All priorities need to be evaluated and checked against a metric of risk and reward, which vary in severity. For example: Is it worth the risk of back injury or death to go bungee jumping? Is it worth the risk of injury or death to drive a car? Is it worth the risk of humiliation to ask the cutest girl in class to the school dance? In any case, you either prioritize the risk or the reward. I am never going to hike Mt. Everest. The reward for me doesn’t even come close to the risk involved; so I prioritize that risk. I am not afraid that car accidents are one of the leadings causes of death, so I prioritize the reward of driving instead of walking everywhere.
Just as some risks are greater than others, most priorities have different time schemes: some of them are long-term, some are short-term. I will call these priorities “macro-priorities” and “micro-priorities.” We usually give great thought to the macro-priorities. But we don’t usually give thought to the micro-priorities. But maybe we should, since by doing something—literally anything—we are prioritizing that action at that exact moment over and against its risk factor. Furthermore, by doing something—literally anything—we are in that moment not doing something else, and therefore showing that the thing we are doing has a greater priority than the thing we are not doing—at least in that moment. Bear with me here.
When my alarm goes off in the morning, it is a greater priority for me to get up than to go back to sleep. When I get my coffee, it is a greater priority for me to make a big cup than a small cup. When I drive up to a stop sign, it is a greater priority for me depress the brake pedal than it is to press the gas pedal. When I eat lunch, it is a greater priority for me to chew and swallow my food than to simply stare at it. When I sit down to read a book, that book takes more priority than not reading it.
You get the idea.

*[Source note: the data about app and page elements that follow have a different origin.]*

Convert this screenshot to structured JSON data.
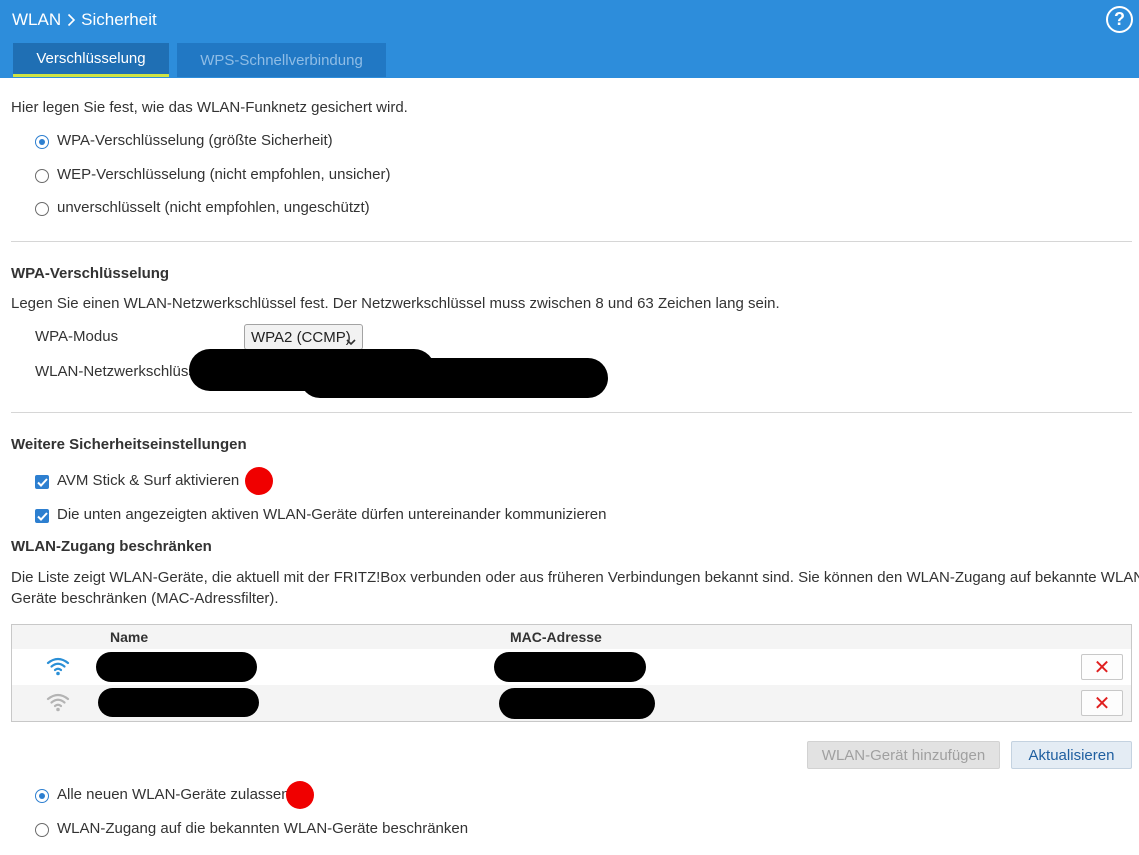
{
  "header": {
    "breadcrumb": [
      "WLAN",
      "Sicherheit"
    ],
    "help_icon": "question-circle-icon",
    "tabs": [
      {
        "label": "Verschlüsselung",
        "active": true
      },
      {
        "label": "WPS-Schnellverbindung",
        "active": false
      }
    ],
    "colors": {
      "header_bg": "#2d8ddb",
      "tab_active_bg": "#1f6fb4",
      "tab_active_underline": "#cfe344"
    }
  },
  "encryption": {
    "intro": "Hier legen Sie fest, wie das WLAN-Funknetz gesichert wird.",
    "options": [
      {
        "label": "WPA-Verschlüsselung (größte Sicherheit)",
        "checked": true
      },
      {
        "label": "WEP-Verschlüsselung (nicht empfohlen, unsicher)",
        "checked": false
      },
      {
        "label": "unverschlüsselt (nicht empfohlen, ungeschützt)",
        "checked": false
      }
    ]
  },
  "wpa": {
    "heading": "WPA-Verschlüsselung",
    "description": "Legen Sie einen WLAN-Netzwerkschlüssel fest. Der Netzwerkschlüssel muss zwischen 8 und 63 Zeichen lang sein.",
    "mode_label": "WPA-Modus",
    "mode_value": "WPA2 (CCMP)",
    "key_label": "WLAN-Netzwerkschlüss"
  },
  "further": {
    "heading": "Weitere Sicherheitseinstellungen",
    "checkboxes": [
      {
        "label": "AVM Stick & Surf aktivieren",
        "checked": true
      },
      {
        "label": "Die unten angezeigten aktiven WLAN-Geräte dürfen untereinander kommunizieren",
        "checked": true
      }
    ]
  },
  "access": {
    "heading": "WLAN-Zugang beschränken",
    "description_line1": "Die Liste zeigt WLAN-Geräte, die aktuell mit der FRITZ!Box verbunden oder aus früheren Verbindungen bekannt sind. Sie können den WLAN-Zugang auf bekannte WLAN-",
    "description_line2": "Geräte beschränken (MAC-Adressfilter).",
    "table": {
      "columns": [
        "Name",
        "MAC-Adresse"
      ],
      "rows": [
        {
          "status_icon": "wifi-active-icon",
          "status_color": "#2a8fd6",
          "delete_icon": "close-x-icon"
        },
        {
          "status_icon": "wifi-inactive-icon",
          "status_color": "#b4b4b4",
          "delete_icon": "close-x-icon"
        }
      ]
    },
    "buttons": {
      "add": "WLAN-Gerät hinzufügen",
      "refresh": "Aktualisieren"
    },
    "options": [
      {
        "label": "Alle neuen WLAN-Geräte zulassen",
        "checked": true
      },
      {
        "label": "WLAN-Zugang auf die bekannten WLAN-Geräte beschränken",
        "checked": false
      }
    ]
  }
}
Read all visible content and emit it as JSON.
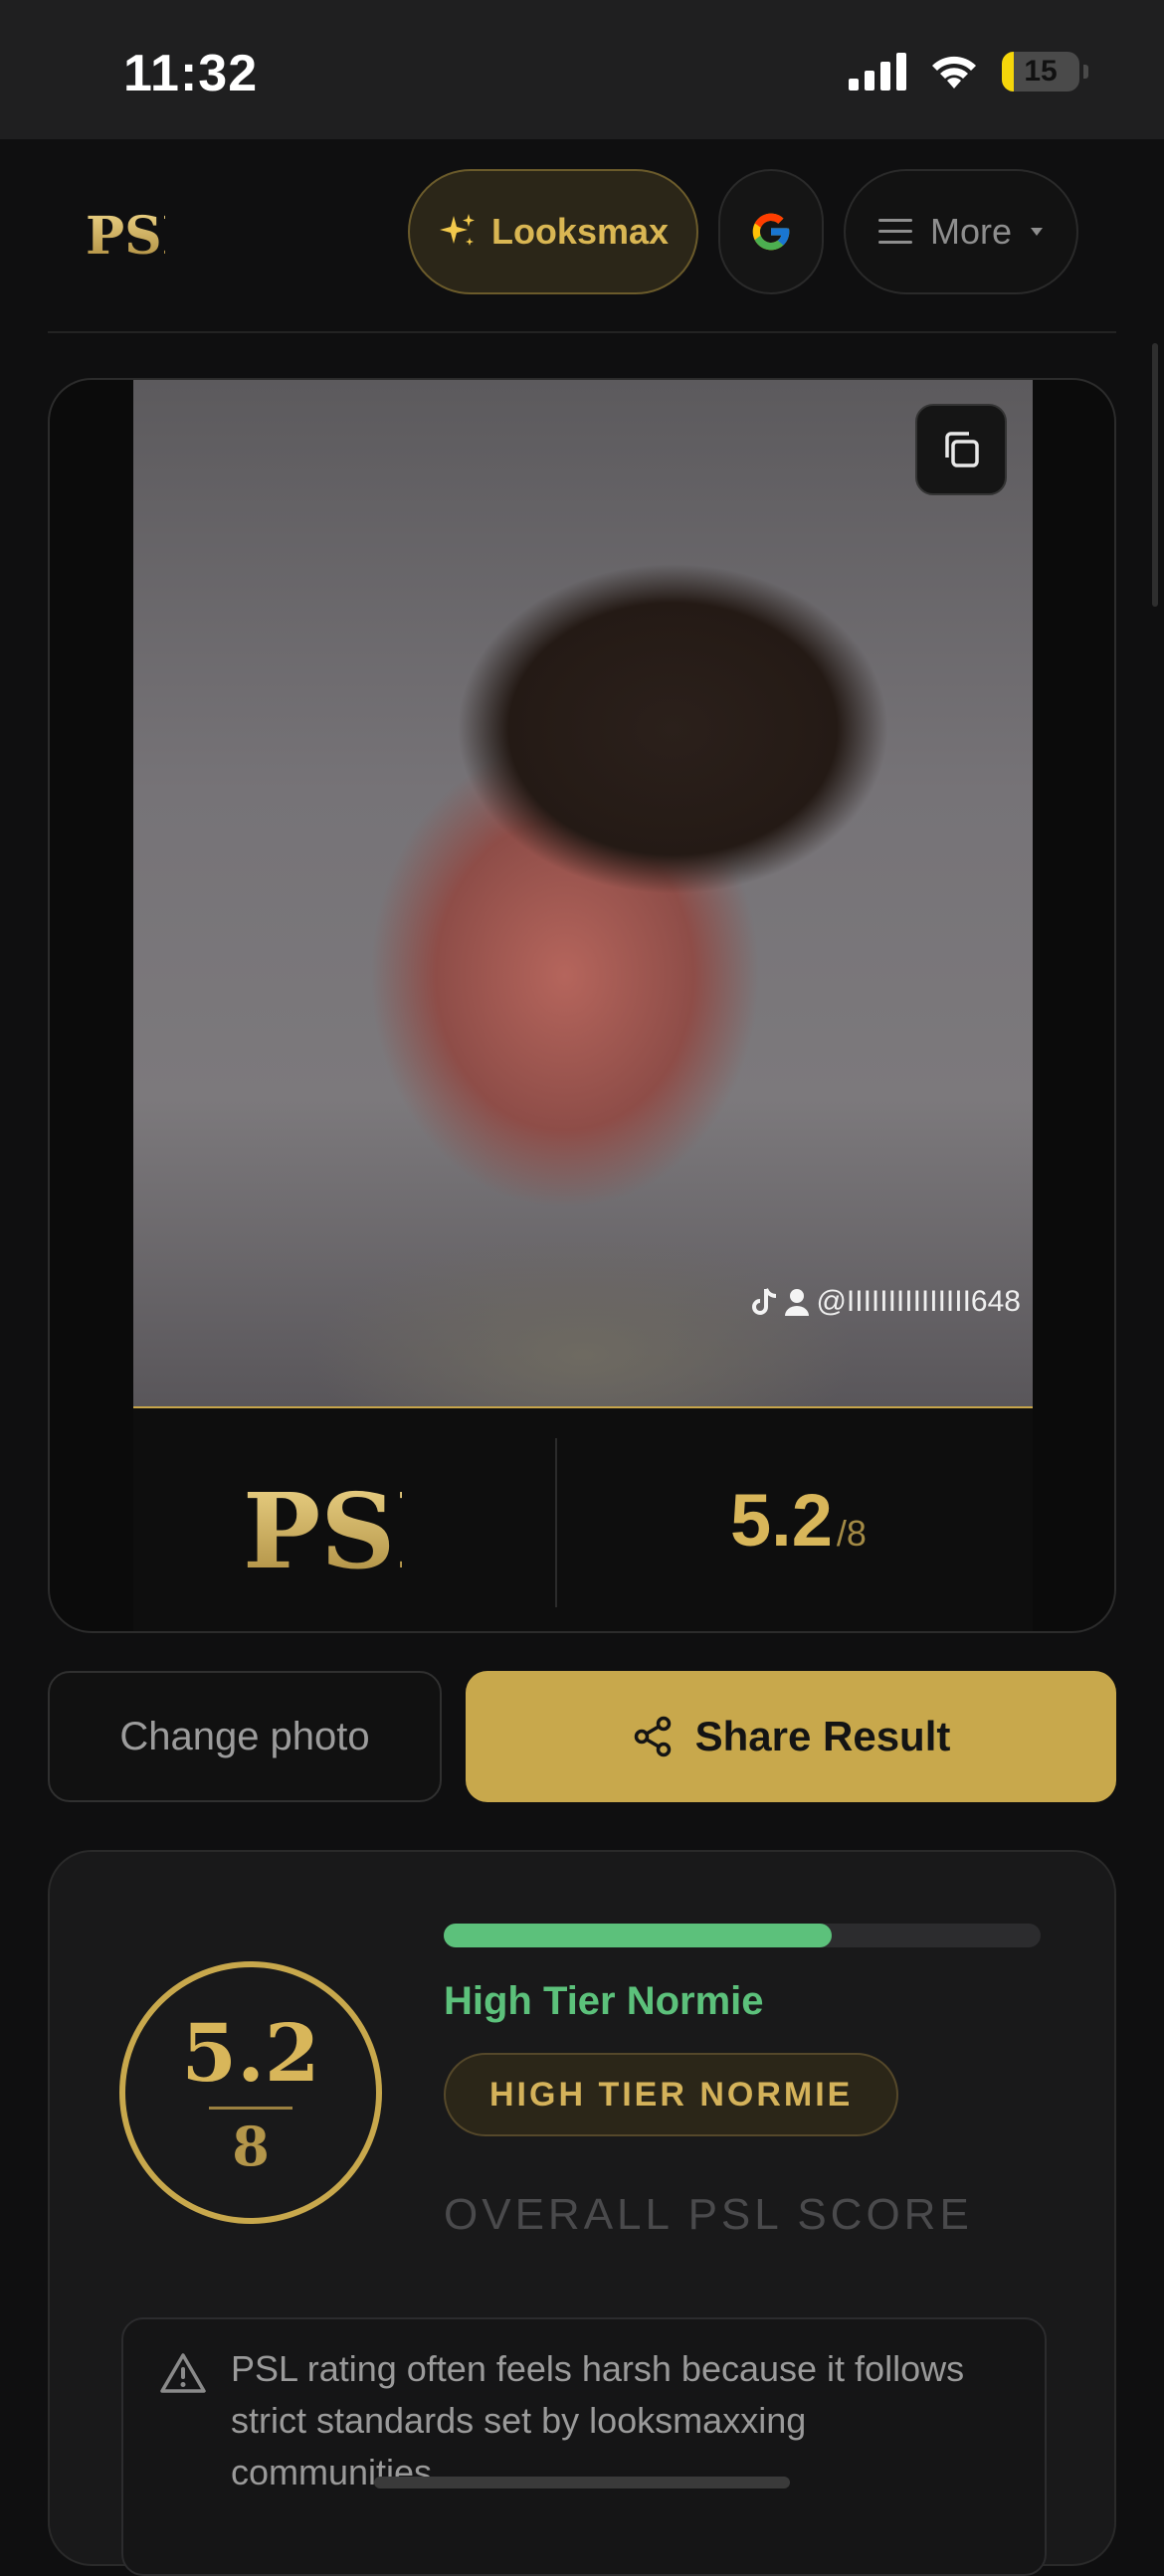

It sounds simple and obvious, but it still needs to be said. Why? Because our micro-priorities are fueled by our macro-priorities. It is no literal exaggeration that everything you do at any given moment takes a micro-priority over anything else that you are not doing. But the micro-priorities always—ALWAYS—serve the macro-priorities, and a risk/reward metric is still present. Life is greater than the sum of its parts, but every micro-priority has a reason, and every reason carries a risk.
So. I have a macro-priority of getting my kids to school and keeping my job, so I micro-prioritize getting up with my alarm clock. I have a macro-priority of being generally productive and avoiding the ennui that comes from inactivity and worthlessness, so I micro-prioritize things like making my bed and drinking coffee. The micro serves the macro, not the other way around. I don’t micro-prioritize watching what I eat because it’s fun to be hungry and unsatisfied right after supper; rather, the macro-priority of being healthy changes my micro-priorities that build up over time. The risk of not being healthy is greater than the joy of eating an entire bag of Doritos during the Super Bowl (even though I just did that), so I prioritize the reward of health over the risk of being hungry once in a while.
We should think about the micro-priorities because of the macro-priorities. “Begin with the end in mind,” says Franklin Covey. Your macro-priorities are nothing more than your consistent life goals, and nothing less than what values you hold dear.
St. Paul writes, “Woe to me if I do not preach the gospel! … Do you not know that in a race all the runners run, but only one receives the prize? So run that you may obtain it. Every athlete exercises self-control in all things. They do it to receive a perishable wreath, but we an imperishable. So I do not run aimlessly; I do not box as one beating the air.” (1 Corinthians 9)
Woe to me if I do not micro-prioritize in a way that feeds the macro-priority of faith in Christ. Every micro-priority that fails to fuel the macro-priority is prioritizing the risk over the reward.
Let the reader understand. See you in church.